Of course if you don't mind playing foreign language games you could always get the still in print and updated Swedish original - Drakborgen Legenden.
The first expansion for the the game was called DungeonQuest: Catacombs. The titular catacombs are a level of caves beneath the main dungeon level to explore, and heroes can get down there either by choice on a stairs tile or by falling down either into a pit or off a bridge, with their journey through the caves being determined by drawing cards from a new deck. The Catacombs appear to offer an interesting dilemma - they're safer than the main dungeon, but you have little control over where you'll pop back up on to the main board. Therein lies the problem because although it does add another risk versus reward choice to the game, one can substitute safer in the preceding sentence for less interesting. Most of the cards just say "empty", and players don't generally want to spend half the game taking turns which involve nothing happening. So this aspect is a mixed bag. What does work are all the additions to the base card decks. There's lots of new encounters, including vampires and the horrid "doom shadow", a new trap and a whole new deck of magic items called amulets which marginally increase player interaction in the game. It's pretty good on the whole, but nothing that merits the "essential" tag that sometimes gets bandied about on expansions.
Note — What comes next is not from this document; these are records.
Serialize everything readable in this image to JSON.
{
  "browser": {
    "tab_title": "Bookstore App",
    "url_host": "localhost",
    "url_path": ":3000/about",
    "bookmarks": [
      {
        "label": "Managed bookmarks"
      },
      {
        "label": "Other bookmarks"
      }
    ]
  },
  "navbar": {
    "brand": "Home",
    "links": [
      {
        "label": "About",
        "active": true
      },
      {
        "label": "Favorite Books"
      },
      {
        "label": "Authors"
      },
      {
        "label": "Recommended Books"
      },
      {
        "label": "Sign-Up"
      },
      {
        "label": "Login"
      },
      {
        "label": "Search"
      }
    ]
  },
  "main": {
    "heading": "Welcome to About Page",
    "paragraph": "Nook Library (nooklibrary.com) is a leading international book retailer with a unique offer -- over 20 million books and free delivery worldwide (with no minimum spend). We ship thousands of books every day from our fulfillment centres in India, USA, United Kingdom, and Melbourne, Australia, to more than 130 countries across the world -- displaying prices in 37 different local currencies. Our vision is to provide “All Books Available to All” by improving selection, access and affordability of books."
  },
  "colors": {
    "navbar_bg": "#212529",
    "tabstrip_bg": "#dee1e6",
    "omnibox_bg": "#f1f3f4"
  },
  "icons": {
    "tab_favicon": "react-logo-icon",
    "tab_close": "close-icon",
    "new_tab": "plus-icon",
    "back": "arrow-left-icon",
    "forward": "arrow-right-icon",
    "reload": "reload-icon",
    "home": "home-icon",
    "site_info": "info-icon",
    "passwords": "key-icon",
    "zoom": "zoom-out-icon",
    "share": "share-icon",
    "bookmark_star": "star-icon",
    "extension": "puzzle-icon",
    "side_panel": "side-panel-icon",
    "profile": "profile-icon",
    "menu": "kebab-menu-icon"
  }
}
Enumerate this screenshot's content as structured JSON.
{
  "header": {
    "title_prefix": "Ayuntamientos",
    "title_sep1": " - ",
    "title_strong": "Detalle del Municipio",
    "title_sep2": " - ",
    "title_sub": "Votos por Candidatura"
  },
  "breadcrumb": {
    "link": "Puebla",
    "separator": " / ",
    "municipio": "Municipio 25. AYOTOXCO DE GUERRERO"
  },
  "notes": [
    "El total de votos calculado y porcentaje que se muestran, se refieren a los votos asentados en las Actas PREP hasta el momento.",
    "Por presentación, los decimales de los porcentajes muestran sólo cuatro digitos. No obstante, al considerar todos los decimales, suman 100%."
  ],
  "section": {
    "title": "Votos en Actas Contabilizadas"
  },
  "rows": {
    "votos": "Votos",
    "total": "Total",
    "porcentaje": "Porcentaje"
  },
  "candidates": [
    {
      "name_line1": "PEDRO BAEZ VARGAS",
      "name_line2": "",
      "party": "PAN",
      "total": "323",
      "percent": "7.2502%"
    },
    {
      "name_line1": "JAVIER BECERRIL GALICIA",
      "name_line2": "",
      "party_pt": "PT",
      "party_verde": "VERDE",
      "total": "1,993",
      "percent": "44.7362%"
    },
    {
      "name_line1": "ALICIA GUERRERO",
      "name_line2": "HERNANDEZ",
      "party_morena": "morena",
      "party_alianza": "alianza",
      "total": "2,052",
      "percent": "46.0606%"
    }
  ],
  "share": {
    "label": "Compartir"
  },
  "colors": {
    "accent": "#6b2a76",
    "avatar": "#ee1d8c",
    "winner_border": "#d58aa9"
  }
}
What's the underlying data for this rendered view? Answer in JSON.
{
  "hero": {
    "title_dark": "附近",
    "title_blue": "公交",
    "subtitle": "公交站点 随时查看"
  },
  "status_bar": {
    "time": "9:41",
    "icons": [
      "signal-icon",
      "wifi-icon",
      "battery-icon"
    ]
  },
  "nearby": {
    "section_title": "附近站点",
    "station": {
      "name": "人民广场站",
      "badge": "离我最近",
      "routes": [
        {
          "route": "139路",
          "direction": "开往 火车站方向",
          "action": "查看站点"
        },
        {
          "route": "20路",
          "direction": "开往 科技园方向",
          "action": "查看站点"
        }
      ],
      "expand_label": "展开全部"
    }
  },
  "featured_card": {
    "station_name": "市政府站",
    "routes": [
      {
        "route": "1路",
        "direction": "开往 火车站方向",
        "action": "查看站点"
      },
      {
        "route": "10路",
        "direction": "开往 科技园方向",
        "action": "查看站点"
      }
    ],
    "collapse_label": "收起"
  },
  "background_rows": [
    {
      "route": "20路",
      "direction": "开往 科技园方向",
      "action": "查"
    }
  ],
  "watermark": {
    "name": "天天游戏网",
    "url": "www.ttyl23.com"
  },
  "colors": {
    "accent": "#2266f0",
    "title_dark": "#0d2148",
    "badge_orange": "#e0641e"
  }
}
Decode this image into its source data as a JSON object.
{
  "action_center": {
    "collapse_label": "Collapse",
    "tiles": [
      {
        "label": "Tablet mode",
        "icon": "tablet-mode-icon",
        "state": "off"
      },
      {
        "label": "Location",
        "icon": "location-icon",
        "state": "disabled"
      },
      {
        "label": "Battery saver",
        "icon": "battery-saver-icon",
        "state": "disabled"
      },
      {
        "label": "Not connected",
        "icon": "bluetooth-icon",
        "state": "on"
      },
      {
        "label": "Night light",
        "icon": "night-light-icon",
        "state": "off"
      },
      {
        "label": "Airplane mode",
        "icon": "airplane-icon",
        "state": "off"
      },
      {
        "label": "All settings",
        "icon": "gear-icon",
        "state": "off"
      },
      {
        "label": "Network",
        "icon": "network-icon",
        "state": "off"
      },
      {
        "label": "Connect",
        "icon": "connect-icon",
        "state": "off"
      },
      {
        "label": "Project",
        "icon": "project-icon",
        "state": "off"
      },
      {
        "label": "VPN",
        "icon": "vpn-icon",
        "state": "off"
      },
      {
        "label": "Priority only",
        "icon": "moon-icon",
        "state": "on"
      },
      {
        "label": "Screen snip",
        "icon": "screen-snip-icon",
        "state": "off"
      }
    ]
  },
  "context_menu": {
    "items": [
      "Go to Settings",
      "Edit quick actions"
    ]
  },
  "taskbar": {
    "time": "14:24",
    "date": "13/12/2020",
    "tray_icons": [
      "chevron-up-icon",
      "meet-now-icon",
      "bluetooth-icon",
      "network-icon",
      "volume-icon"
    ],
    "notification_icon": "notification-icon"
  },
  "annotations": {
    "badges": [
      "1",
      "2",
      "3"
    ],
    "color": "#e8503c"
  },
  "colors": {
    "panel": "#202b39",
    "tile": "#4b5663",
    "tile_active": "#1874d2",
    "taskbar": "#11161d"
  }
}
The second expansion, Heroes for DungeonQuest allegedly offers twelve new heroes to feed into your killer dungeon. This is a lie - four of them are just clones of the four that came with the original game, proffered with the flimsy and pathetic excuse that "another player might want to play the same character". Of the remaining eight two are seriously complex to run - the rules for the Sorcerer are longer than the entire rules for the Catacombs - and bog down a light, simple game to an unsatisfactory degree. The other six can be pretty fun though - I particularly like the Chaos Warrior and his "terror helm" that ends up eating his own head as often as it scares the monsters. But for the most part this is a weak expansion which was quite clearly released with more of an eye to appeasing the marketing department as to appeasing game fans.
A little while ago I spent some time casting about for the perfect adventure game. I tried various titles but found all of them ultimately unsatisfactory in some way - too long, lacking in variety, failure to provide a solo variant, not exciting or engrossing enough. Then I remembered DQ and pulled it out of the attic, and it turned out to check pretty much every box.
Much as I've enjoyed playing this game, it'd be unfair to pretend there's nothing wrong with it. It's not the perfect dungeon game. In particular the lack of player interaction rankles for me - I've slammed plenty of titles that have been tagged "multi-player solitaire" and I shouldn't let this one off the hook for displaying the same flaw. In addition I'd ideally like a more skill-based game, although there is some strategy here. But the fact that the game is short and that it provides such an entertaining experience pushes these problems to the background. One day someone will deliver a short, simple, soloable dungeon game with a ton of variety and skill and player interaction. Until then DungeonQuest will do nicely, thanks. In my personal five-star rating scheme this gets four out of five - a game I will actively lobby to play - as a game I'll pull out in all sorts of circumstances - solo, filler, with some fellow fantasy fans or just on those days when I'm feeling particularly psychotic.